I thought of the day my parents went out to run errands and Todd convinced me it was a good idea to help him ambush our brother Mike with bottle rockets as he lay napping in their bedroom. I wasn’t allowed to light the bottle rockets…because that would have been dangerous. I was allowed to laugh and provide moral support.
Then I remembered the day we all sat on my parent’s bed, my brothers on either side of me, recording our own book on tape. I wasn’t old enough to read, so they took turns reading “Leo the Lop” aloud while I made the “beep” sound to signal that the page should be turned. I was an excellent beeper. These memories brought me the levity I so desperately needed. Uncovering them surprised me, my adult brain rarely reflects on my childhood in such great detail.
Later that night as I followed the doctors orders, I laid in my bed and tried to sleep. I was joined by my boy, who has just turned six. With a lisp that can only be created by a loose front tooth he whispered, “Momma? I had a bad dream.” This is our new bedtime ritual. “That’s impossible buddy, I just put you to bed for the 18th time tonight. You have to be asleep to dream.” I recited, as I do almost every night.
He ignored me, and went on to tell me that a sasquatch had crashed his birthday party, demolished his cake, and ran into the woods with his presents. I looked at him, impressed with his creativity. “But that didn’t happen, right? You had a wonderful party, right?” “Yep,” he chirped.
A few minutes went by and he spoke again. This time he whispered, “Momma? I’m worried about your foot…and I’m worried that my Uncle Todd is going to die of cancer.” My heart sank as my eyes welled-up with tears, I fumbled for the right words to say. “Baby, it’s not your job to worry,” I said, my voice cracking with every word. “My foot will be fine. Uncle Todd isn’t going to die, his doctors are going to fix him.”
He snuggled closer to me, putting his little head on my chest, and thought for a few seconds. “Momma? What’s cancer?” Again, I fumbled. I could feel my tears leaking out of the corners of my eyes and hear them land on the pillowcase, close to my ears. “Cancer is something that can make people very sick. It’s also a very good reason to let people know you love them, even when you think they know”.
“Do you think he wants to borrow Elmo? Elmo always makes me feel better when I’m really sick.” I bit my lip, inhaling deeply. “No, baby. Uncle Todd would want you to keep him, just in case you need him,” I managed to squeak out.

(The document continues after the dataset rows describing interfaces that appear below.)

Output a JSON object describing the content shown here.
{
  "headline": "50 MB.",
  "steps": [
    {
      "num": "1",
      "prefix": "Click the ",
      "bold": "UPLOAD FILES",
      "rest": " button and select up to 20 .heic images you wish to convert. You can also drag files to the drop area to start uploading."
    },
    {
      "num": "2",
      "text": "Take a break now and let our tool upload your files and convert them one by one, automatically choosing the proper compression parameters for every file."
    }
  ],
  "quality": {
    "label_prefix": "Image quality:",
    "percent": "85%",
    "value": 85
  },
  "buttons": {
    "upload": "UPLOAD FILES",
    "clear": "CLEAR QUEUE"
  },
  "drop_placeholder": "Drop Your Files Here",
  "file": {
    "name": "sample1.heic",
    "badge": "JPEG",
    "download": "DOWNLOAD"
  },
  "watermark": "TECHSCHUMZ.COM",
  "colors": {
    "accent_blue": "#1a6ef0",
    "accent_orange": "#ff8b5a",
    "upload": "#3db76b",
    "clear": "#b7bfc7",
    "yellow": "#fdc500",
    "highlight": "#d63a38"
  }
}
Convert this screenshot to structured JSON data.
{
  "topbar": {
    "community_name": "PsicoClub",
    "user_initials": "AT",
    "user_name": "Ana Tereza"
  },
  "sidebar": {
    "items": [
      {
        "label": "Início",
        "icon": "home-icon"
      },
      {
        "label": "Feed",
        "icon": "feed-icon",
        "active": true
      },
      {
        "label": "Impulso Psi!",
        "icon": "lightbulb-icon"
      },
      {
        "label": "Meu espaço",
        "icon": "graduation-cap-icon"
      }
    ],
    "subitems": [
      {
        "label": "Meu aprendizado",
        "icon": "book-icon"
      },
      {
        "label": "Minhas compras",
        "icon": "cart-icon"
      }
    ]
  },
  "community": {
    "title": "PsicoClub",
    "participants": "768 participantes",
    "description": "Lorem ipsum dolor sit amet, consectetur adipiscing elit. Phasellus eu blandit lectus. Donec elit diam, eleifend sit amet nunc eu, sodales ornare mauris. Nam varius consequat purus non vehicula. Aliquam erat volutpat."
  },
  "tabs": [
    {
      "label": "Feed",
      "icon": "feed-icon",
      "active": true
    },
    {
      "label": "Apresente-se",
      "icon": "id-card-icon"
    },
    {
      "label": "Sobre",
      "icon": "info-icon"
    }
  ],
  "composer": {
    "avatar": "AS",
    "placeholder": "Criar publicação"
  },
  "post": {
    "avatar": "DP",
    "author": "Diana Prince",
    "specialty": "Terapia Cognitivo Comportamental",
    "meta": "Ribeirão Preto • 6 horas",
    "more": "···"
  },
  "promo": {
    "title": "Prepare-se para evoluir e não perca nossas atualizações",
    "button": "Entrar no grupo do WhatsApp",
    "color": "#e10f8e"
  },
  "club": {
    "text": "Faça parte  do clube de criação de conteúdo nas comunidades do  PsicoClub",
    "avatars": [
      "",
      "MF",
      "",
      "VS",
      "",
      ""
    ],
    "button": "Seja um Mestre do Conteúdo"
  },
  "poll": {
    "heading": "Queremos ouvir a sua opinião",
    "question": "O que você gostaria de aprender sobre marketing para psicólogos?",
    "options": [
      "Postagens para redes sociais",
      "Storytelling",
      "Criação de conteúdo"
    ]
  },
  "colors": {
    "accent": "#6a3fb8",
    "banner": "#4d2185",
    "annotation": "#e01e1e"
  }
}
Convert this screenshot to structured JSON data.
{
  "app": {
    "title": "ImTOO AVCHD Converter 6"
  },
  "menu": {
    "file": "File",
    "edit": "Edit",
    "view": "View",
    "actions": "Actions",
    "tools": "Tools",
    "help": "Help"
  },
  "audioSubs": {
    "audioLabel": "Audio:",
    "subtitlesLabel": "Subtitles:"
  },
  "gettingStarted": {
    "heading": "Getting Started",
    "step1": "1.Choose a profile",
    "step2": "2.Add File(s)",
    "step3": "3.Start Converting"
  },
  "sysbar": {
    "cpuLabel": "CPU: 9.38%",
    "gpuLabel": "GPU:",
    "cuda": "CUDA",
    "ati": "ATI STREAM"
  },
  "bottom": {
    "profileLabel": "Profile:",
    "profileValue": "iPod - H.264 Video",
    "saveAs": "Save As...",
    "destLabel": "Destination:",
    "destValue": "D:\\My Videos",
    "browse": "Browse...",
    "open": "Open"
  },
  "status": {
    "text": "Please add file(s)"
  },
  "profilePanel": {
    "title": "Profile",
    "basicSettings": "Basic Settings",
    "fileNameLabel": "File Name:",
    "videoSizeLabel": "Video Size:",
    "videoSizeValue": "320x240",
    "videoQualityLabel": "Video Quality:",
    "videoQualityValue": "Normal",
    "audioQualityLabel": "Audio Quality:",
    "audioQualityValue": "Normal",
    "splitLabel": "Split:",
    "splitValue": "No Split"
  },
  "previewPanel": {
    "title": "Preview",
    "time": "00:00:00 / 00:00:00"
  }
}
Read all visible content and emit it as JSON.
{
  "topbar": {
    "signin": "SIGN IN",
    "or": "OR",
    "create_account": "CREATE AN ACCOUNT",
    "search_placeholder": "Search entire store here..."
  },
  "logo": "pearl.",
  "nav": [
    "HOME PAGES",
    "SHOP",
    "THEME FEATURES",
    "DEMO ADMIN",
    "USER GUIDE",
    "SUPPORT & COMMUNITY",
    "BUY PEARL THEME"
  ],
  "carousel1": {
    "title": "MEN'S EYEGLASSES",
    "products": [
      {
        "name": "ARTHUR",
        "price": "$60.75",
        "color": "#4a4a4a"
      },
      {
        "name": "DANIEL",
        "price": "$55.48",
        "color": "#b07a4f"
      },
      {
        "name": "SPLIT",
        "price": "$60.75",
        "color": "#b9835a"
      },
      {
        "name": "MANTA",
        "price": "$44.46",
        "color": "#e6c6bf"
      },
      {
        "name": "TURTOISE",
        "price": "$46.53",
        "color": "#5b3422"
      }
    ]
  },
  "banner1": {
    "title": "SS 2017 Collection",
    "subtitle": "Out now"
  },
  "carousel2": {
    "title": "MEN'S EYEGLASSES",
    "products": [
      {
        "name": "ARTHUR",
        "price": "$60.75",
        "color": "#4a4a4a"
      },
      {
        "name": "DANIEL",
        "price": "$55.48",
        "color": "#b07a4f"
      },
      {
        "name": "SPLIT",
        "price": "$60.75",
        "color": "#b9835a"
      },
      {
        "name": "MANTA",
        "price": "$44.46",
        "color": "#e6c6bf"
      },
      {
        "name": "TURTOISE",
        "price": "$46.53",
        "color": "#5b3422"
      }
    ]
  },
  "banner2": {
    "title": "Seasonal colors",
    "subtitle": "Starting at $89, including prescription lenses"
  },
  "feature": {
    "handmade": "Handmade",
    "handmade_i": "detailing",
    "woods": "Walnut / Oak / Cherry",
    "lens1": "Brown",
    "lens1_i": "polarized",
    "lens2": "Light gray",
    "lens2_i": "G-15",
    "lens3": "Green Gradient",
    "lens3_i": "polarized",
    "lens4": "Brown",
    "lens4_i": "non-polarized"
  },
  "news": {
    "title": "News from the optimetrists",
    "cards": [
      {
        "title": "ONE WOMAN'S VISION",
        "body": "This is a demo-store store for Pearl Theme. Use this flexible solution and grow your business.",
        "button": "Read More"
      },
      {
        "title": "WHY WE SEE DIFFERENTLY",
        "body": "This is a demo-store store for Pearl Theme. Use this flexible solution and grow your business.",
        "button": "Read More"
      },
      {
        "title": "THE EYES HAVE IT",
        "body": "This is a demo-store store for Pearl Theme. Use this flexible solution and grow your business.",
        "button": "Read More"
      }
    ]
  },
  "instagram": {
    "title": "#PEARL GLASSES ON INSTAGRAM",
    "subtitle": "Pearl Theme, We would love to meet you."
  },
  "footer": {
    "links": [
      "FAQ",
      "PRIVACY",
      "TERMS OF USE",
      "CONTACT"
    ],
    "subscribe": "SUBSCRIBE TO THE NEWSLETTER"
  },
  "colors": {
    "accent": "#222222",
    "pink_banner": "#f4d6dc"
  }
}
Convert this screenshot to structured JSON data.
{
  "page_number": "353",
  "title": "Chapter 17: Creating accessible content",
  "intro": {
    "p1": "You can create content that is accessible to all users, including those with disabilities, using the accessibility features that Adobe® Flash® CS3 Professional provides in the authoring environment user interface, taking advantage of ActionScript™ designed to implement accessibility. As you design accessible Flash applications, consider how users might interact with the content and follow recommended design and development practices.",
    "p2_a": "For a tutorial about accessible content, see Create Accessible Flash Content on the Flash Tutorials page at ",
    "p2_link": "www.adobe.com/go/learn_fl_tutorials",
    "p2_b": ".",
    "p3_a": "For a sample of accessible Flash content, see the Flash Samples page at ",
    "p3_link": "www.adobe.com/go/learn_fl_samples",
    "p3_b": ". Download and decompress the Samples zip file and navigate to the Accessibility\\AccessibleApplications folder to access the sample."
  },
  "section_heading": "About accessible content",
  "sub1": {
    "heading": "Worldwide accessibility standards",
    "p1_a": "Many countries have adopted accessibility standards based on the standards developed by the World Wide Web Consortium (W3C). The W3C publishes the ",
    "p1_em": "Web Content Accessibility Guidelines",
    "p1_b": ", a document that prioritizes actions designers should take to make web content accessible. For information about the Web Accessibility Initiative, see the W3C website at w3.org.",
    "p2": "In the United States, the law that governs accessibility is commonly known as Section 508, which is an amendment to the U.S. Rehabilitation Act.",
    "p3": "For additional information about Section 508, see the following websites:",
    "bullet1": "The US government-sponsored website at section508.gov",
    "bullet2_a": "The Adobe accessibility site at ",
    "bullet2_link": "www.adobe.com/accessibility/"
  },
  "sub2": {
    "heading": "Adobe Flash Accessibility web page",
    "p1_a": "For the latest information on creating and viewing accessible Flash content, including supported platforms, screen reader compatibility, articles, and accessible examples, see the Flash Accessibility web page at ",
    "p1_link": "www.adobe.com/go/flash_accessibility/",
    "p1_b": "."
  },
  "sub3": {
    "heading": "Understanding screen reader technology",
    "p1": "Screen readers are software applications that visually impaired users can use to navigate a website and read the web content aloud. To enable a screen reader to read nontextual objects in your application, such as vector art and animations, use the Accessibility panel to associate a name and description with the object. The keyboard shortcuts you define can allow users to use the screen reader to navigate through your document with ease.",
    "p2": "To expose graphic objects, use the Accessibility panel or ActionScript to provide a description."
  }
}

In the days since I learned my older brother has Stage 4 Colon Cancer, time has again stood still. My text messages to him now contain the words “treatment” and “Oncologist” instead of “beer” and “barbeque”. I never in a million years thought this would be my…his…our…reality. I’d be lying if I said I wasn’t scared.
He’s very optimistic. His doctors assure him that this is treatable, but he’d be lying if he said he wasn’t scared, too. As he has done with everything in his life, he’s determined to beat this. Judging by his track record, my money is on Todd. He starts his treatment tomorrow. I wish I could be there to stand by his side in the darkness, comfort him, or at very least…suggest he demand a banana, if all other words fail him.
Although I won’t be with him physically, I will be with him in spirit…as will the rest of my family. I believe once this very scary chapter is over, when Todd is on the road to recovery, we will all “beep” joyfully as we turn the page.